[Website and app data records]

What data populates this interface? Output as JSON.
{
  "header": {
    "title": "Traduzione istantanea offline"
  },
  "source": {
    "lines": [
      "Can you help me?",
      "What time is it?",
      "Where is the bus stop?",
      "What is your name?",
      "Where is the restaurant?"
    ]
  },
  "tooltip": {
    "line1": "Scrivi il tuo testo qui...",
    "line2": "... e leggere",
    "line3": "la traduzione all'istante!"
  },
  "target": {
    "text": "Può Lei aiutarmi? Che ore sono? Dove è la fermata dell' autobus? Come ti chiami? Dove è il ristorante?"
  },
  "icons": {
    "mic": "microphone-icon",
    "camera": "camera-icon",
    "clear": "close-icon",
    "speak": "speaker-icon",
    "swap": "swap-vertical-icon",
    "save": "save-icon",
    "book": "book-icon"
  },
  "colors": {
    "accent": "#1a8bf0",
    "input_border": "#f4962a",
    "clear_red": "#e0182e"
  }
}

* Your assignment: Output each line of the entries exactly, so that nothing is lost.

* Solution to the exercise:
What data populates this interface? Output as JSON.
{
  "header": {
    "title": "Traduzione istantanea offline"
  },
  "source": {
    "lines": [
      "Can you help me?",
      "What time is it?",
      "Where is the bus stop?",
      "What is your name?",
      "Where is the restaurant?"
    ]
  },
  "tooltip": {
    "line1": "Scrivi il tuo testo qui...",
    "line2": "... e leggere",
    "line3": "la traduzione all'istante!"
  },
  "target": {
    "text": "Può Lei aiutarmi? Che ore sono? Dove è la fermata dell' autobus? Come ti chiami? Dove è il ristorante?"
  },
  "icons": {
    "mic": "microphone-icon",
    "camera": "camera-icon",
    "clear": "close-icon",
    "speak": "speaker-icon",
    "swap": "swap-vertical-icon",
    "save": "save-icon",
    "book": "book-icon"
  },
  "colors": {
    "accent": "#1a8bf0",
    "input_border": "#f4962a",
    "clear_red": "#e0182e"
  }
}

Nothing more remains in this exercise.